#3 Construction and how the hair is sewn is also important. Only one or two companies make their ponytail wigs without a multi-directional top, so that aspect of construction is almost equal among most ponytails. How the back of the wig is sewn makes the most difference. Many pony wigs are made with machine sewn “wefts” (the strings of hair that are stitched onto the cap). This hair can only be pulled in the direction in which it is sewn, so they sew in the last few rows on the bottom facing upwards, to go into the ponytail smoothly. This construction is only good if you are wearing the wig ONLY in a ponytail. When worn down, those hairs that are sewn upwards will “jump” away from the head and split in a funny way, exposing your cap underneath. There are exceptions to this, but they are very rare and you should consider wearing this construction only in a ponytail. One other brand combines machine sewn and hand sewn construction, which allows the thinnest distribution of hair, making it lighter and thinner in a rubber band. When sewn into the proper stretch net, these hand sewn stitches can flip up or down, allowing this ponytail to be worn up or down. Other companies just sew all of the wefts downward, but they add the hair at the nape of the neck a little more thickly, so that you have extra coverage when you lift up your pony. These wigs cannot be worn in a pony too high up in the back of your head, as you will likely leave some of your cap underneath exposed.
Last and most difficult to figure out is whether or not the wig you are buying matches all your needs. Seriously spend time practicing in the mirror, maybe on an older wig, on a friends ponytail wig or even go into a few stores and tell them you are just looking. Try to see if you would wear the pony higher up or lower down, or if you don’t like the look of a pony at all. If you are wearing it down, ask around to find out if it gets knotty when worn down. Also, if you have more expensive sheitels at home, be aware that the most common reaction to cheaper quality hair is that it gets “dirtier” faster. This may mean that it looks greasy or frizzy earlier than you would expect from your more expensive wigs, and may need to be washed and set more often.
For people who are accustomed only to more expensive hair, a ponytail wig may seem like a brief reprieve from spending too much on your wigs, but in the end, you may never be happy with it. My last but most important recommendation is not to buy on sale. Many of these sales force you to make an impulse decision, and the best way to decide on your wog is to take time to research your options. If you’ve already done the research, and you happen upon a sale at the exact brand you chose to buy, then just make sure to check if the cut is included.
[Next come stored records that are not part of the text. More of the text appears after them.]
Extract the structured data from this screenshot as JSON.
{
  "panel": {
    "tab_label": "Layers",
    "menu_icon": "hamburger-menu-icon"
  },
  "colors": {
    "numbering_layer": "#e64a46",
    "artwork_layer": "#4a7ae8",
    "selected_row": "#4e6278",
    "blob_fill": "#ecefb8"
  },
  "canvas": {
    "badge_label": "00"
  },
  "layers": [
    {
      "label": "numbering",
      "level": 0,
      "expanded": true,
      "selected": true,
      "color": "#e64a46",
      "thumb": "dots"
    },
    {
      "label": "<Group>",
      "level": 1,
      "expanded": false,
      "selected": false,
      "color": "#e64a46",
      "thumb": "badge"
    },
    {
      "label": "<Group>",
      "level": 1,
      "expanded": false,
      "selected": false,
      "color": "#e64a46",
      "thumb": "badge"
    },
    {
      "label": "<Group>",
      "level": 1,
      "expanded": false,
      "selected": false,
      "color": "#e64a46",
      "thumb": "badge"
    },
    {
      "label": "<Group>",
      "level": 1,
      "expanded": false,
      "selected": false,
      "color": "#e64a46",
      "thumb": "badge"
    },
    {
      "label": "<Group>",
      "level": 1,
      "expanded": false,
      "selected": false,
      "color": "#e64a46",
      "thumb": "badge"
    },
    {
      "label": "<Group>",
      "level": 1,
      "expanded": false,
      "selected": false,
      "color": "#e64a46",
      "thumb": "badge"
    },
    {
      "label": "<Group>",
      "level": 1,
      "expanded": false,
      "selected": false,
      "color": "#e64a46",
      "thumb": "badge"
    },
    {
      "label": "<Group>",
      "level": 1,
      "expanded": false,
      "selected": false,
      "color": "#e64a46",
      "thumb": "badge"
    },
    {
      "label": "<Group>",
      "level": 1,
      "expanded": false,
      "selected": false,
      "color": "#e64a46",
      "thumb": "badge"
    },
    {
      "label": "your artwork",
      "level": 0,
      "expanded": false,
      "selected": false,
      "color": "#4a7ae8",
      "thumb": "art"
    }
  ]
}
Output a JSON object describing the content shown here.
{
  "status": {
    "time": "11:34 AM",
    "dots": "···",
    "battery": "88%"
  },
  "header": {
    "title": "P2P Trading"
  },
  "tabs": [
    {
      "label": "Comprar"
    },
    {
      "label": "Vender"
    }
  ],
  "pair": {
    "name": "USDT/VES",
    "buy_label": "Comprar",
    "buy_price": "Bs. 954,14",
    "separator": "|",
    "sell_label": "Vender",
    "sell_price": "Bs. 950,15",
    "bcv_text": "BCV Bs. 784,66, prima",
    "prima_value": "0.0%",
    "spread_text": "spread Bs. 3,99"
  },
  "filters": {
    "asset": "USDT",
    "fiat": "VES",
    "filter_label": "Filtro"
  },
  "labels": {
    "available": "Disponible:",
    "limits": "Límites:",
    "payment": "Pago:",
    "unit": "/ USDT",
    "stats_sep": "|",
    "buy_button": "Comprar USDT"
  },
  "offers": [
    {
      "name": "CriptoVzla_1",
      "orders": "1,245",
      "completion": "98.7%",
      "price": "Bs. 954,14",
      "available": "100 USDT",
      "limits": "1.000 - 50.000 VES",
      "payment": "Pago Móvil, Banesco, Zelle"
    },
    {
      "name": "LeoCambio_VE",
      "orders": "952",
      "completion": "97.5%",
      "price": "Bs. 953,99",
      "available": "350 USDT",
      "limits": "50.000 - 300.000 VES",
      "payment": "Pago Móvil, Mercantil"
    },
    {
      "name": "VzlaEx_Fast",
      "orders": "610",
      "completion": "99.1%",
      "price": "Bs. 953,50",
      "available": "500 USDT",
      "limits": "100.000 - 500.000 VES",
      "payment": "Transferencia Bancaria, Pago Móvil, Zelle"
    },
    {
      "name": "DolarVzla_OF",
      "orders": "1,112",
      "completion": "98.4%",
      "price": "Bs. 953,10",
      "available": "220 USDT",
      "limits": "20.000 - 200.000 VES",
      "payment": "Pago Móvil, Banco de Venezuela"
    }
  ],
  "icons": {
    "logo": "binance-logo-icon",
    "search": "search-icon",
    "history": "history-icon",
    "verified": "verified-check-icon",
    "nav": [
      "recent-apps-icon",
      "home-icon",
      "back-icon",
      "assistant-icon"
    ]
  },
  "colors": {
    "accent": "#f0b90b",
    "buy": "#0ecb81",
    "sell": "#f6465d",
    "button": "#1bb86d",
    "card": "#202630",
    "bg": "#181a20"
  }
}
If not make sure to add that to the cost in your head so that you are comparing prices properly.
Mind if I ask- what’s the average price for a ‘good’ quality pony shaitel? (I don’t know if you answer price questions, but it’s something I would love an opinion about…)
Price is such a variable thing because it really depends on every different sheital macher (if you are using a sheital macher).
It also varies based on the quality of hair and length, and you have to consider whether or not the cut is included or you are going to pay extra. so the price ranges that we can give you are just that – only ranges and estimates.
Now that we said that, we can tell you that the going rate now, are approximately $500-$1500 for cheaper hair mostly depending on length and brand and $2000-$3000 for better quality hair.
Some brands are above or below these ranges but this is our best estimate.